## Exercise directions
Only lines with the word "icon" are needed; collect each of them from the listing below.
[[ Dataset, beginning ]]
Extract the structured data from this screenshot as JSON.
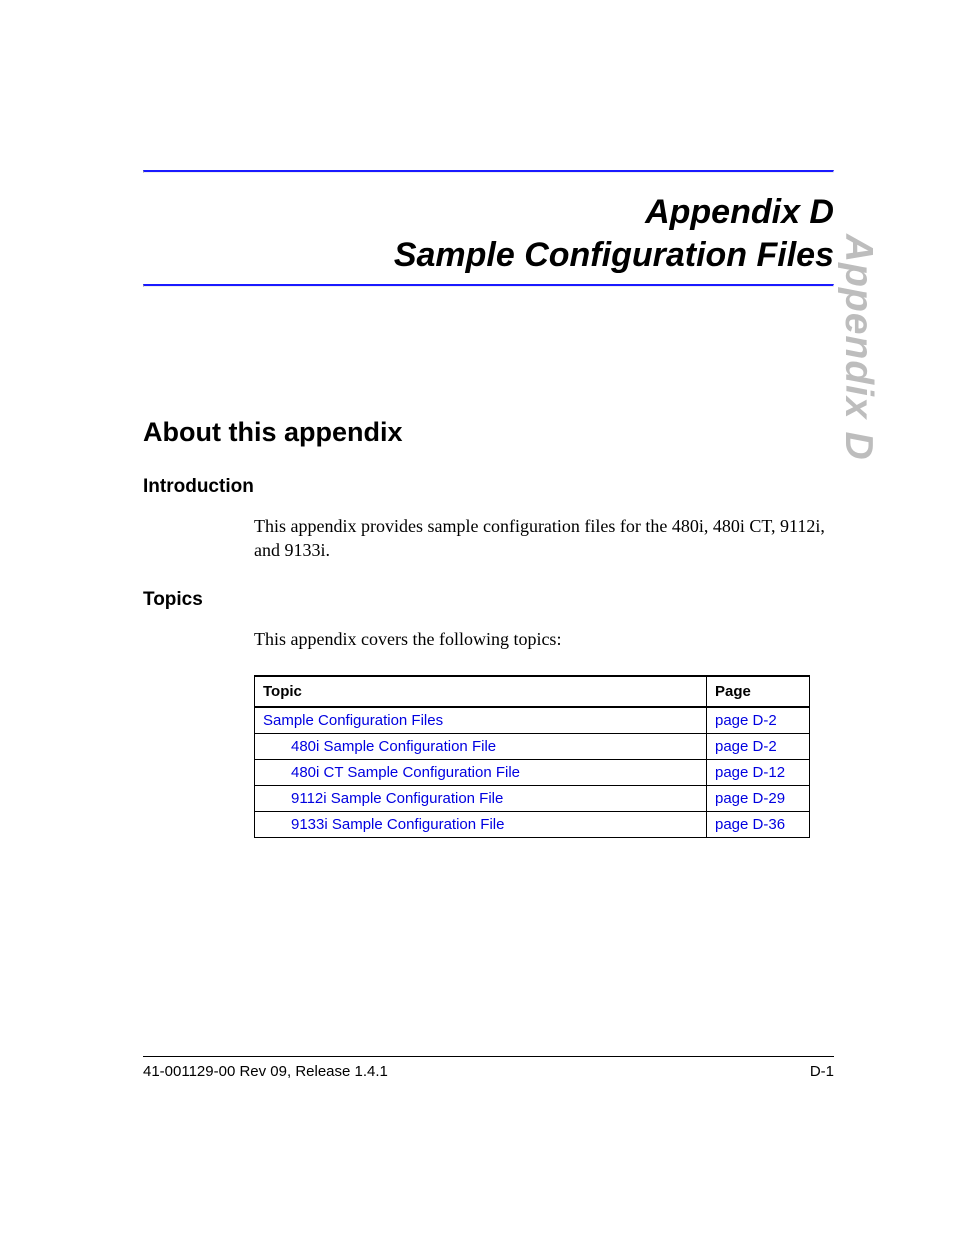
{
  "side_tab": "Appendix D",
  "title": {
    "line1": "Appendix D",
    "line2": "Sample Configuration Files"
  },
  "section_heading": "About this appendix",
  "intro": {
    "heading": "Introduction",
    "text": "This appendix provides sample configuration files for the 480i, 480i CT, 9112i, and 9133i."
  },
  "topics": {
    "heading": "Topics",
    "lead": "This appendix covers the following topics:",
    "header_topic": "Topic",
    "header_page": "Page",
    "rows": [
      {
        "topic": "Sample Configuration Files",
        "page": "page D-2",
        "indent": 0
      },
      {
        "topic": "480i Sample Configuration File",
        "page": "page D-2",
        "indent": 1
      },
      {
        "topic": "480i CT Sample Configuration File",
        "page": "page D-12",
        "indent": 1
      },
      {
        "topic": "9112i Sample Configuration File",
        "page": "page D-29",
        "indent": 1
      },
      {
        "topic": "9133i Sample Configuration File",
        "page": "page D-36",
        "indent": 1
      }
    ]
  },
  "footer": {
    "left": "41-001129-00 Rev 09, Release 1.4.1",
    "right": "D-1"
  }
}
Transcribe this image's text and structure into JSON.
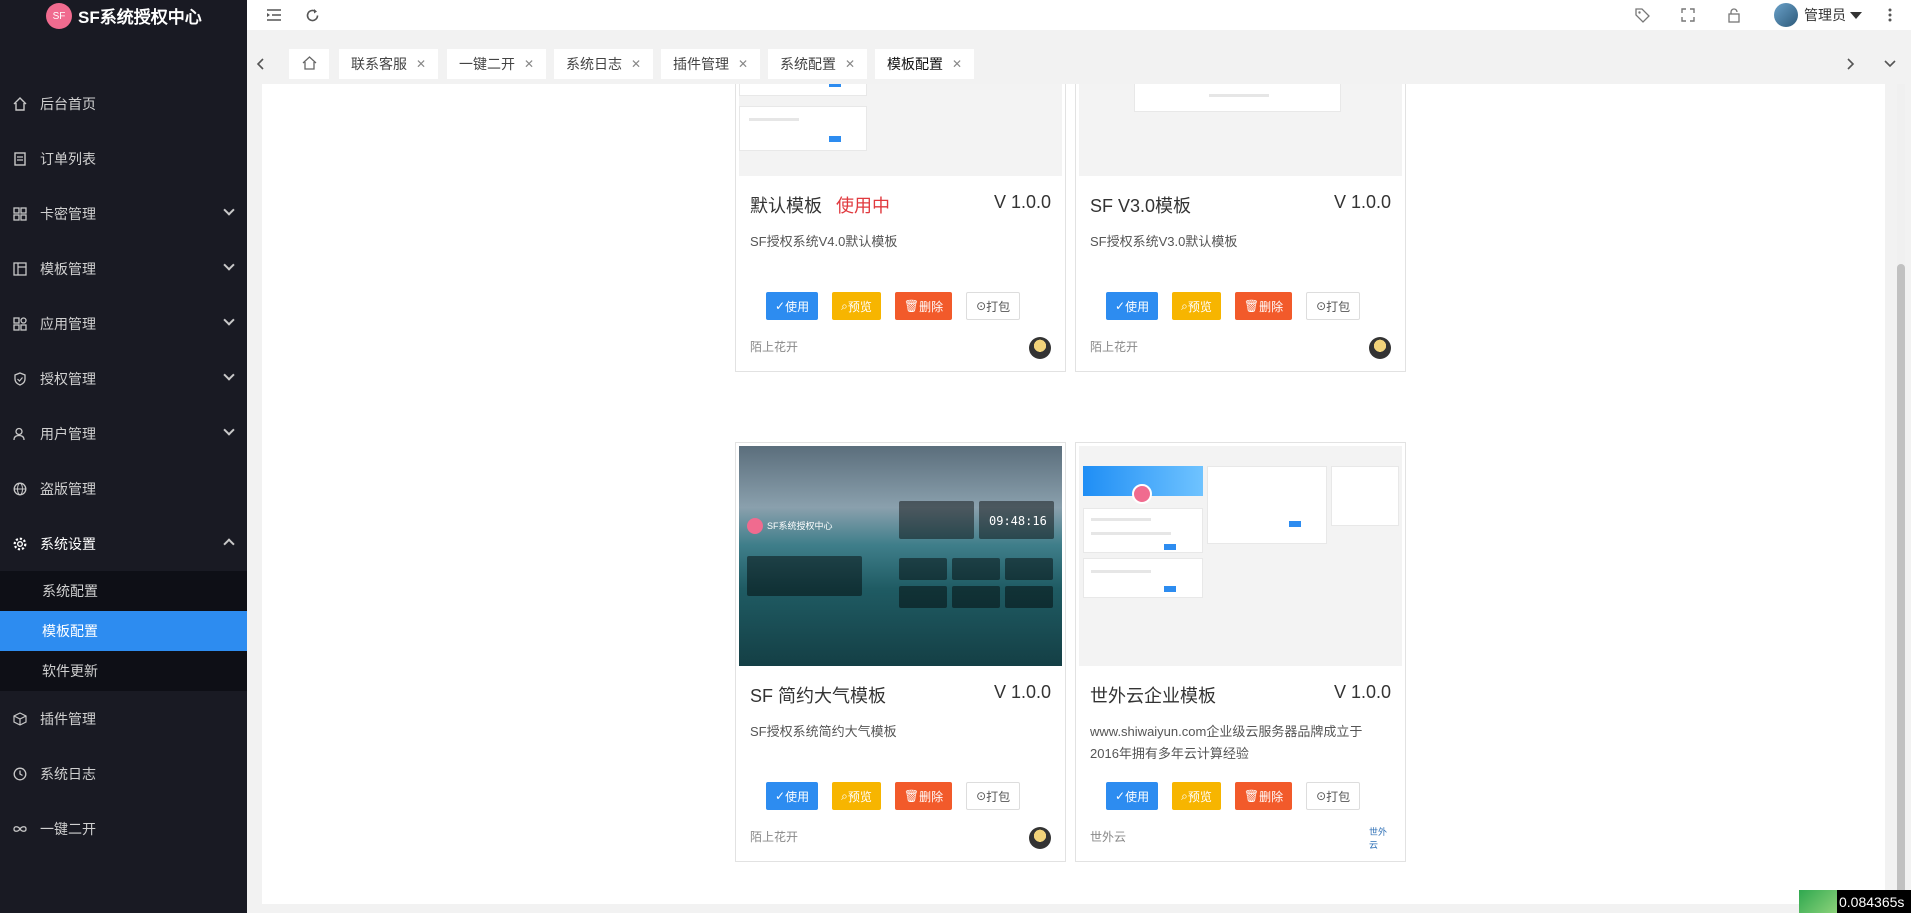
{
  "app": {
    "logo_mark": "SF",
    "title": "SF系统授权中心"
  },
  "sidebar": {
    "items": [
      {
        "label": "后台首页",
        "icon": "home-icon"
      },
      {
        "label": "订单列表",
        "icon": "document-icon"
      },
      {
        "label": "卡密管理",
        "icon": "grid-icon"
      },
      {
        "label": "模板管理",
        "icon": "layout-icon"
      },
      {
        "label": "应用管理",
        "icon": "apps-icon"
      },
      {
        "label": "授权管理",
        "icon": "shield-icon"
      },
      {
        "label": "用户管理",
        "icon": "user-icon"
      },
      {
        "label": "盗版管理",
        "icon": "globe-icon"
      },
      {
        "label": "系统设置",
        "icon": "gear-icon"
      },
      {
        "label": "插件管理",
        "icon": "cube-icon"
      },
      {
        "label": "系统日志",
        "icon": "clock-icon"
      },
      {
        "label": "一键二开",
        "icon": "infinity-icon"
      }
    ],
    "submenu": [
      "系统配置",
      "模板配置",
      "软件更新"
    ]
  },
  "header": {
    "user": "管理员"
  },
  "tabs": [
    "联系客服",
    "一键二开",
    "系统日志",
    "插件管理",
    "系统配置",
    "模板配置"
  ],
  "cards": [
    {
      "title": "默认模板",
      "status": "使用中",
      "version": "V 1.0.0",
      "desc": "SF授权系统V4.0默认模板",
      "author": "陌上花开"
    },
    {
      "title": "SF V3.0模板",
      "status": "",
      "version": "V 1.0.0",
      "desc": "SF授权系统V3.0默认模板",
      "author": "陌上花开"
    },
    {
      "title": "SF 简约大气模板",
      "status": "",
      "version": "V 1.0.0",
      "desc": "SF授权系统简约大气模板",
      "author": "陌上花开",
      "thumb_clock": "09:48:16",
      "thumb_brand": "SF系统授权中心"
    },
    {
      "title": "世外云企业模板",
      "status": "",
      "version": "V 1.0.0",
      "desc": "www.shiwaiyun.com企业级云服务器品牌成立于2016年拥有多年云计算经验",
      "author": "世外云",
      "author_logo": "世外云"
    }
  ],
  "buttons": {
    "use": "使用",
    "preview": "预览",
    "delete": "删除",
    "pack": "打包"
  },
  "timer": "0.084365s",
  "colors": {
    "sidebar_bg": "#191a23",
    "active": "#2d8cf0",
    "preview": "#f7b500",
    "delete": "#f25a2a",
    "status": "#e0393e"
  }
}
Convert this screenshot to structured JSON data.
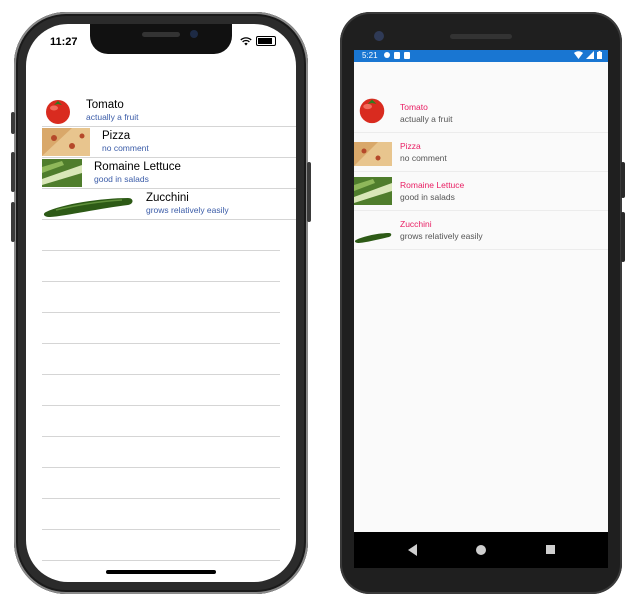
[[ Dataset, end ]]
## Result of the task
        "icon": "home-icon"
        "icon": "document-icon"
        "icon": "grid-icon"
        "icon": "layout-icon"
        "icon": "apps-icon"
        "icon": "shield-icon"
        "icon": "user-icon"
        "icon": "globe-icon"
        "icon": "gear-icon"
        "icon": "cube-icon"
        "icon": "clock-icon"
        "icon": "infinity-icon"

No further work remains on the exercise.